The autumn is traditionally a busy time for bowling green contractors, greenkeepers and club officials as they decide, plan and carry out the autumn renovation works on the green before putting it to bed for the winter.
Now have a look back over that last paragraph; if you didn’t wince at least twice, then it’s possible that you are about to embark on a program of work that will actually harm your green.
It probably won’t be dramatic like the sudden death of your green for ever, but it will probably have a negative impact on the future of your green’s ability to be presented for play consistently well, and maybe even on your club’s chance of survival in these harsh economic conditions.
The points I am referring to are the words “traditionally” and “putting the green to bed”
Traditionally, (well if you can call 30 years worth of blind repetition tradition) clubs will be ordering in up to 10 tonnes (20 tonnes in extreme cases) of “top-dressing”. This top-dressing will contain on average 75% sand; so 10 tonnes of top dressing is equal to 7.5 tonnes of sand being applied to a green that probably already has signs of damage from Localised Dry Patch, excessive thatch, low nutrient holding capability and a severe soil moisture deficit.
This is like driving the wrong way up a one way street; the maintenance program for most bowling greens in the UK needs to be the polar opposite of this.
Then we come to “putting the green to bed for winter”; this is absolute madness as the only time when we truly have the chance to overcome some of the worst excesses dressed up as Bowling Green Maintenance during the late 20th and early 21st centuries is during the winter. The winter must be utilised to overcome excessive compaction at the very least.
There is a very simple answer to this and it is spelled out in layman’s terms in Performance Bowling Greens a practical guide. A word of warning though; it might not be what everyone wants to hear, especially those who follow the well worn path regardless of the evidence against it…
…but here is a sentence you can use to overcome the most vocal of “traditionalists”:
1 tonne of high sand content top-dressing applied to your green will cost on average £150 +VAT; multiply that by the number of tonnes you usually apply. For 5 tonnes it will be £750 and for 10 tonnes £1500, and its just wrong.

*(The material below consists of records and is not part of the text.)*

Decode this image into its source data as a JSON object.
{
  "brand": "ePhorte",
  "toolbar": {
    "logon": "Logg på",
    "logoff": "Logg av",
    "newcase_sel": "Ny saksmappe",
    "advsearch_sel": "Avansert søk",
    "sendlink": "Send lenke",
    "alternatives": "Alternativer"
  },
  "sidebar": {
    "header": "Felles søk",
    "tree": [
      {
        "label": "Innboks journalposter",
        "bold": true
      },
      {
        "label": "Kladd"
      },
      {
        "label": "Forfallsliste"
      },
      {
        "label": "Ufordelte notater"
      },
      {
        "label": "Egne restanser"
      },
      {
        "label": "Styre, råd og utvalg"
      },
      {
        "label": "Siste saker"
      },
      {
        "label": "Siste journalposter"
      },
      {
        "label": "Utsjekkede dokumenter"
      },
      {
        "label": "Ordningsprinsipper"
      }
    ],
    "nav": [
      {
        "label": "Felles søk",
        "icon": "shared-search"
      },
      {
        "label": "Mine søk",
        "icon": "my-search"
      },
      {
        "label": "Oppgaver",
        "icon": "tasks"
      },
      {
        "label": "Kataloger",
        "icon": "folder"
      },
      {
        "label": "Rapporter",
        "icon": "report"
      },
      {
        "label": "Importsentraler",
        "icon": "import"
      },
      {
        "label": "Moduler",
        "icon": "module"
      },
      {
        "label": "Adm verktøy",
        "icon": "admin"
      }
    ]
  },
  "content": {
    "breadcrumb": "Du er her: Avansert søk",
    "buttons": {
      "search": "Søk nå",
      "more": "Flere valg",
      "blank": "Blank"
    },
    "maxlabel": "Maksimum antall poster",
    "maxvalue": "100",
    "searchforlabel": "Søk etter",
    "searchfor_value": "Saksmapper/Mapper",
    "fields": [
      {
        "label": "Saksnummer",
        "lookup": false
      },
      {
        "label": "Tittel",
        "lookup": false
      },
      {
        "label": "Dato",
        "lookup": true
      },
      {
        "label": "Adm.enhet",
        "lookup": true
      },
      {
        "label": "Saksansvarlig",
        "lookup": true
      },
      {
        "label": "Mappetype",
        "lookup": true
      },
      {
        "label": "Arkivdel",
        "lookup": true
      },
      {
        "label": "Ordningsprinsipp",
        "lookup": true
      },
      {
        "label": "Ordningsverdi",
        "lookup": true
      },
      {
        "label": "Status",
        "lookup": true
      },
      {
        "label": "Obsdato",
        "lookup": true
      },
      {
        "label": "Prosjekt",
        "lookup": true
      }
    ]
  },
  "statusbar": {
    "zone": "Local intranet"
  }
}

In Performance Bowling Greens, a practical guide; the work program you will follow in autumn will cost a lot less and actually improve your green. Into the bargain you will be taking your green on a journey that will arrive sooner rather than later at a state you can truly describe as High Performance.